In order to save the effects, select any of the History States and 'SAVE AS' an individual Photoshop file.
Do this for all the History States that you want. Or, you can just open up the original image and use the Script again to create all the effects and History States as before.
* PencilPixels One-Click Scripts, Actions and Styles - Use and Download Agreement Terms:
As with images you have the rights to use, you may freely use the resulting image effects in professional, personal or commercial projects, either in print or on the Web.
How To install and use Photoshop Scripts
Unzip the downloaded zip file into a folder you can easily access.
You select the script in Photoshop through
the PHOTOSHOP MENU File --> Scripts --> Browse...
Then in the selection dialog, navigate to the folder you've saved the script in and select it.
Alternately, they can appear directly in your Photoshop script list. You just place these scripts in the
Photoshop scripts folder.
C:\Program Files\Adobe\Photoshop (CS2, 3 4 or 5)\Presets\Scripts\
For a MAC:
[hard drive] -> Applications -> Photoshop (version) --> Presets --> Scripts.
After copying a script to this folder you'll need to Quit and then Restart Photoshop before the script appears
in the File --> Scripts menu.
Photoshop scripts use the file extension .jsx If you are using and older Operating System or an older version of Photoshop (like CS1), you may have to change the extension to .js for it to be recognized.
Using the Script Effects with PRINT projects
The Pencil Pixels Scripts and Actions are best suited for web and screen size reproductions.
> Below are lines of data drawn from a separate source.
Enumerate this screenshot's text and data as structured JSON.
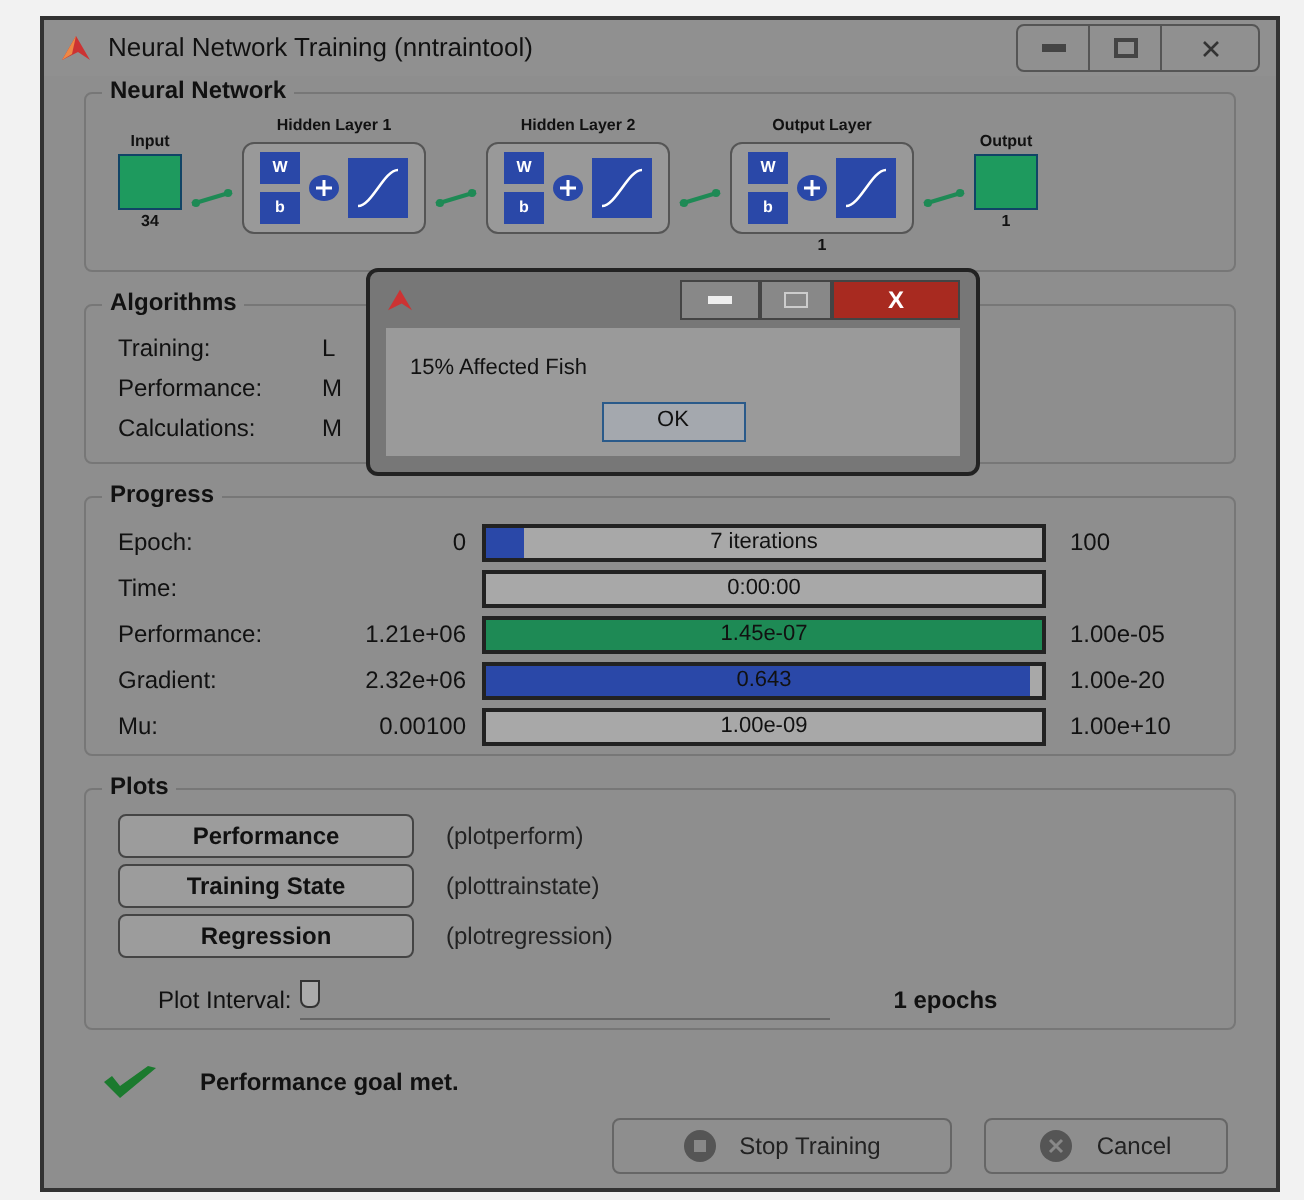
{
  "window": {
    "title": "Neural Network Training (nntraintool)"
  },
  "network": {
    "title": "Neural Network",
    "input": {
      "label": "Input",
      "size": "34"
    },
    "layers": [
      {
        "name": "Hidden Layer 1",
        "w": "W",
        "b": "b"
      },
      {
        "name": "Hidden Layer 2",
        "w": "W",
        "b": "b"
      },
      {
        "name": "Output Layer",
        "w": "W",
        "b": "b",
        "size": "1"
      }
    ],
    "output": {
      "label": "Output",
      "size": "1"
    }
  },
  "algorithms": {
    "title": "Algorithms",
    "rows": [
      {
        "label": "Training:",
        "value": "L"
      },
      {
        "label": "Performance:",
        "value": "M"
      },
      {
        "label": "Calculations:",
        "value": "M"
      }
    ]
  },
  "progress": {
    "title": "Progress",
    "rows": [
      {
        "label": "Epoch:",
        "start": "0",
        "bar_text": "7 iterations",
        "level": 0.07,
        "kind": "blue",
        "end": "100"
      },
      {
        "label": "Time:",
        "bar_text": "0:00:00"
      },
      {
        "label": "Performance:",
        "start": "1.21e+06",
        "bar_text": "1.45e-07",
        "level": 1,
        "kind": "green",
        "end": "1.00e-05"
      },
      {
        "label": "Gradient:",
        "start": "2.32e+06",
        "bar_text": "0.643",
        "level": 0.98,
        "kind": "blue",
        "end": "1.00e-20"
      },
      {
        "label": "Mu:",
        "start": "0.00100",
        "bar_text": "1.00e-09",
        "end": "1.00e+10"
      }
    ]
  },
  "plots": {
    "title": "Plots",
    "buttons": [
      {
        "label": "Performance",
        "function": "(plotperform)"
      },
      {
        "label": "Training State",
        "function": "(plottrainstate)"
      },
      {
        "label": "Regression",
        "function": "(plotregression)"
      }
    ],
    "interval": {
      "label": "Plot Interval:",
      "level": 0,
      "reading": "1 epochs"
    }
  },
  "status": {
    "text": "Performance goal met.",
    "success": true
  },
  "buttons": [
    {
      "label": "Stop Training",
      "kind": "stop"
    },
    {
      "label": "Cancel",
      "kind": "cancel"
    }
  ],
  "dialog": {
    "message": "15% Affected Fish",
    "button": "OK",
    "close": "X"
  }
}
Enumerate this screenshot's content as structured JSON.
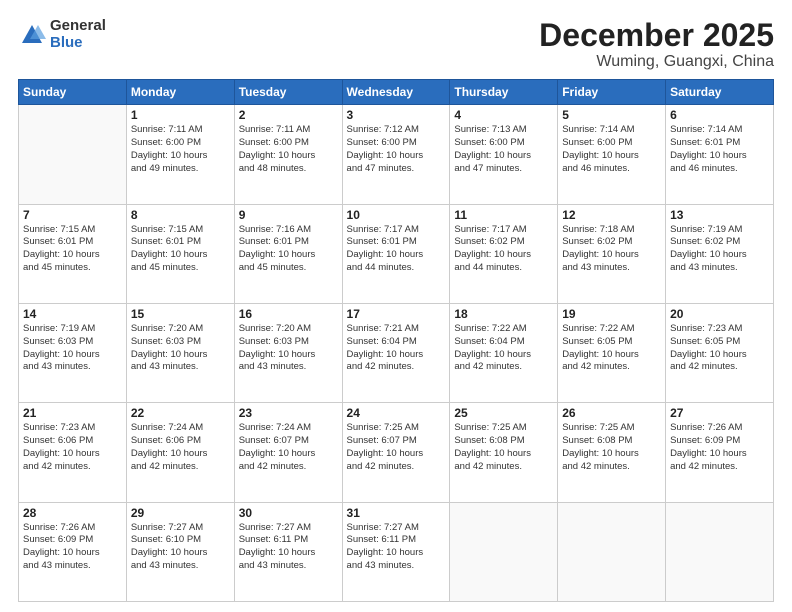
{
  "logo": {
    "general": "General",
    "blue": "Blue"
  },
  "header": {
    "month": "December 2025",
    "location": "Wuming, Guangxi, China"
  },
  "days_of_week": [
    "Sunday",
    "Monday",
    "Tuesday",
    "Wednesday",
    "Thursday",
    "Friday",
    "Saturday"
  ],
  "weeks": [
    [
      {
        "day": "",
        "info": ""
      },
      {
        "day": "1",
        "info": "Sunrise: 7:11 AM\nSunset: 6:00 PM\nDaylight: 10 hours\nand 49 minutes."
      },
      {
        "day": "2",
        "info": "Sunrise: 7:11 AM\nSunset: 6:00 PM\nDaylight: 10 hours\nand 48 minutes."
      },
      {
        "day": "3",
        "info": "Sunrise: 7:12 AM\nSunset: 6:00 PM\nDaylight: 10 hours\nand 47 minutes."
      },
      {
        "day": "4",
        "info": "Sunrise: 7:13 AM\nSunset: 6:00 PM\nDaylight: 10 hours\nand 47 minutes."
      },
      {
        "day": "5",
        "info": "Sunrise: 7:14 AM\nSunset: 6:00 PM\nDaylight: 10 hours\nand 46 minutes."
      },
      {
        "day": "6",
        "info": "Sunrise: 7:14 AM\nSunset: 6:01 PM\nDaylight: 10 hours\nand 46 minutes."
      }
    ],
    [
      {
        "day": "7",
        "info": "Sunrise: 7:15 AM\nSunset: 6:01 PM\nDaylight: 10 hours\nand 45 minutes."
      },
      {
        "day": "8",
        "info": "Sunrise: 7:15 AM\nSunset: 6:01 PM\nDaylight: 10 hours\nand 45 minutes."
      },
      {
        "day": "9",
        "info": "Sunrise: 7:16 AM\nSunset: 6:01 PM\nDaylight: 10 hours\nand 45 minutes."
      },
      {
        "day": "10",
        "info": "Sunrise: 7:17 AM\nSunset: 6:01 PM\nDaylight: 10 hours\nand 44 minutes."
      },
      {
        "day": "11",
        "info": "Sunrise: 7:17 AM\nSunset: 6:02 PM\nDaylight: 10 hours\nand 44 minutes."
      },
      {
        "day": "12",
        "info": "Sunrise: 7:18 AM\nSunset: 6:02 PM\nDaylight: 10 hours\nand 43 minutes."
      },
      {
        "day": "13",
        "info": "Sunrise: 7:19 AM\nSunset: 6:02 PM\nDaylight: 10 hours\nand 43 minutes."
      }
    ],
    [
      {
        "day": "14",
        "info": "Sunrise: 7:19 AM\nSunset: 6:03 PM\nDaylight: 10 hours\nand 43 minutes."
      },
      {
        "day": "15",
        "info": "Sunrise: 7:20 AM\nSunset: 6:03 PM\nDaylight: 10 hours\nand 43 minutes."
      },
      {
        "day": "16",
        "info": "Sunrise: 7:20 AM\nSunset: 6:03 PM\nDaylight: 10 hours\nand 43 minutes."
      },
      {
        "day": "17",
        "info": "Sunrise: 7:21 AM\nSunset: 6:04 PM\nDaylight: 10 hours\nand 42 minutes."
      },
      {
        "day": "18",
        "info": "Sunrise: 7:22 AM\nSunset: 6:04 PM\nDaylight: 10 hours\nand 42 minutes."
      },
      {
        "day": "19",
        "info": "Sunrise: 7:22 AM\nSunset: 6:05 PM\nDaylight: 10 hours\nand 42 minutes."
      },
      {
        "day": "20",
        "info": "Sunrise: 7:23 AM\nSunset: 6:05 PM\nDaylight: 10 hours\nand 42 minutes."
      }
    ],
    [
      {
        "day": "21",
        "info": "Sunrise: 7:23 AM\nSunset: 6:06 PM\nDaylight: 10 hours\nand 42 minutes."
      },
      {
        "day": "22",
        "info": "Sunrise: 7:24 AM\nSunset: 6:06 PM\nDaylight: 10 hours\nand 42 minutes."
      },
      {
        "day": "23",
        "info": "Sunrise: 7:24 AM\nSunset: 6:07 PM\nDaylight: 10 hours\nand 42 minutes."
      },
      {
        "day": "24",
        "info": "Sunrise: 7:25 AM\nSunset: 6:07 PM\nDaylight: 10 hours\nand 42 minutes."
      },
      {
        "day": "25",
        "info": "Sunrise: 7:25 AM\nSunset: 6:08 PM\nDaylight: 10 hours\nand 42 minutes."
      },
      {
        "day": "26",
        "info": "Sunrise: 7:25 AM\nSunset: 6:08 PM\nDaylight: 10 hours\nand 42 minutes."
      },
      {
        "day": "27",
        "info": "Sunrise: 7:26 AM\nSunset: 6:09 PM\nDaylight: 10 hours\nand 42 minutes."
      }
    ],
    [
      {
        "day": "28",
        "info": "Sunrise: 7:26 AM\nSunset: 6:09 PM\nDaylight: 10 hours\nand 43 minutes."
      },
      {
        "day": "29",
        "info": "Sunrise: 7:27 AM\nSunset: 6:10 PM\nDaylight: 10 hours\nand 43 minutes."
      },
      {
        "day": "30",
        "info": "Sunrise: 7:27 AM\nSunset: 6:11 PM\nDaylight: 10 hours\nand 43 minutes."
      },
      {
        "day": "31",
        "info": "Sunrise: 7:27 AM\nSunset: 6:11 PM\nDaylight: 10 hours\nand 43 minutes."
      },
      {
        "day": "",
        "info": ""
      },
      {
        "day": "",
        "info": ""
      },
      {
        "day": "",
        "info": ""
      }
    ]
  ]
}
However, they can be used in a limited way for print projects.
Although a script or action effect will work on large print sized images, some additional steps are required to get better results. This is why.
When you look at an image that will be printed, or put into a layout, you would normally be looking at the image reduced down on the screen to see the entire image. Its rare that you would be looking at a 45 inch image at 100%.
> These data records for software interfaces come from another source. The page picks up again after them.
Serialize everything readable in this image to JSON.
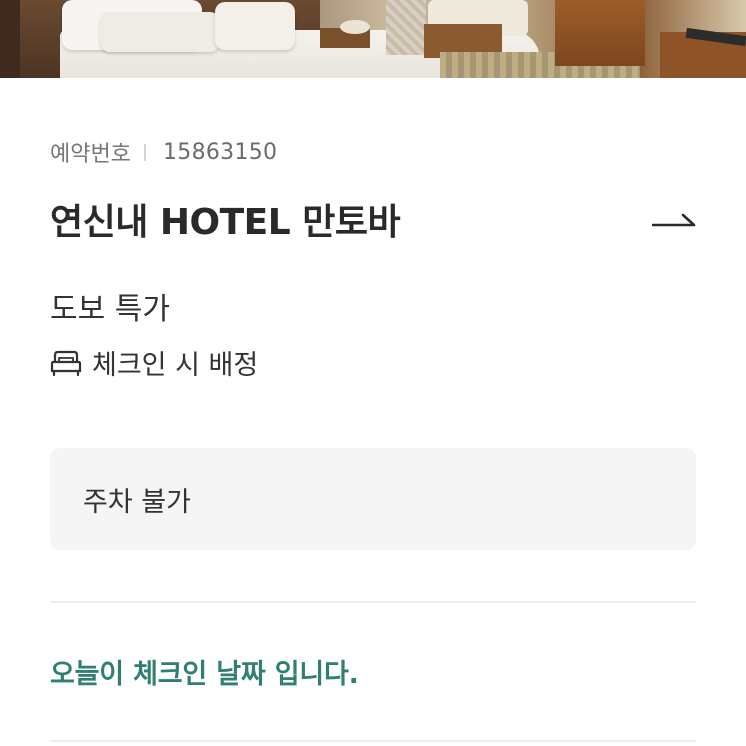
{
  "hero": {
    "image_desc_icon": "hotel-room-photo"
  },
  "reservation": {
    "label": "예약번호",
    "number": "15863150"
  },
  "hotel": {
    "name": "연신내 HOTEL 만토바",
    "link_icon": "arrow-right-icon"
  },
  "room": {
    "type": "도보 특가",
    "bed_icon": "bed-icon",
    "bed_text": "체크인 시 배정"
  },
  "notice": {
    "text": "주차 불가"
  },
  "checkin": {
    "message": "오늘이 체크인 날짜 입니다."
  },
  "colors": {
    "accent": "#2f7f73",
    "text_primary": "#2a2a2a",
    "text_secondary": "#777777",
    "notice_bg": "#f5f5f5",
    "divider": "#eeeeee"
  }
}
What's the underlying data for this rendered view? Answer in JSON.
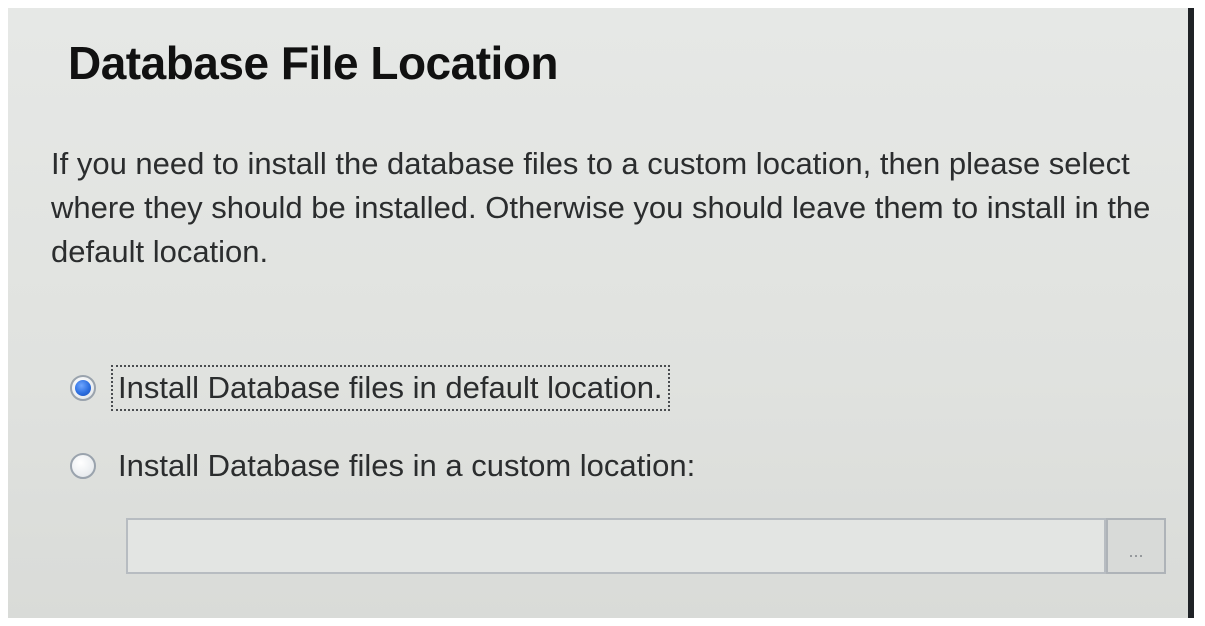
{
  "page": {
    "title": "Database File Location",
    "description": "If you need to install the database files to a custom location, then please select where they should be installed. Otherwise you should leave them to install in the default location."
  },
  "options": [
    {
      "label": "Install Database files in default location.",
      "selected": true
    },
    {
      "label": "Install Database files in a custom location:",
      "selected": false
    }
  ],
  "custom_path": {
    "value": "",
    "enabled": false
  },
  "browse_button": {
    "label": "..."
  },
  "colors": {
    "panel_bg": "#e0e2df",
    "radio_selected": "#2d6fe0",
    "text": "#2b2d2e",
    "title": "#111111"
  },
  "icons": {
    "radio_selected": "radio-selected-icon",
    "radio_unselected": "radio-unselected-icon"
  }
}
When you go to print the image, you are effectively reducing the image. So lets see the result of this and what it means.
The example image is the lovely Julie Theroux, a facial recognition expert. Very interesting information is available from Julie Theroux & Beth Terry at FaceItDarlin.com
1. First sample image #1. When you're working with an image on screen you are normally looking at the full image, but reduced. (About a 16.7% reduction in the above sample #1.
2. This sample (#2) is the visual reality of working with a large image for print.
The example for this experiment is 4300 pixels at 72dpi which translate to a 53 inch image height
3. If we use a Pencil Pixels effect on this image, in this case the Rough Pencil Shading effect, we would look at sample #3, reduced to see the whole image. We'd look at is and think to ourselves, the effect hardly shows so it probably can't work for print sized images. We'd really like it to look like #4. The shading has that textured feel to it.
4. By preparing the image first and then using the effect, we can get the result of sample #4 when printed. This is actually the 4300 pixel image, reduced, just as if it went through a printer.
5. When we use the effect on the 4300 pixel size image and view it at 100%, we see the effect and texture. But as we found out, reducing it to see the whole image (or sending it through a printer) it looks like #3. That's not what we want.
6. The solution. Start with the original 4300 pixel image at 72 dpi and reduce it to 30 dpi and then apply the effect. Then, after the effect is made, change the image it back to the 72 dpi. Although looking at the result (sample #6) at 100% size we see it as a soft focus and clunky look to the effect, but when reduced - or sent to a printer, you get the result #7
Alternately, if you have a large image at 300 dpi, you would change the image size in Photoshop to 72 dpi.
The above information is a starting point for you to experiment on for your individual needs.
Feedback is always welcome, let us know if you encounter any problems running the scripts.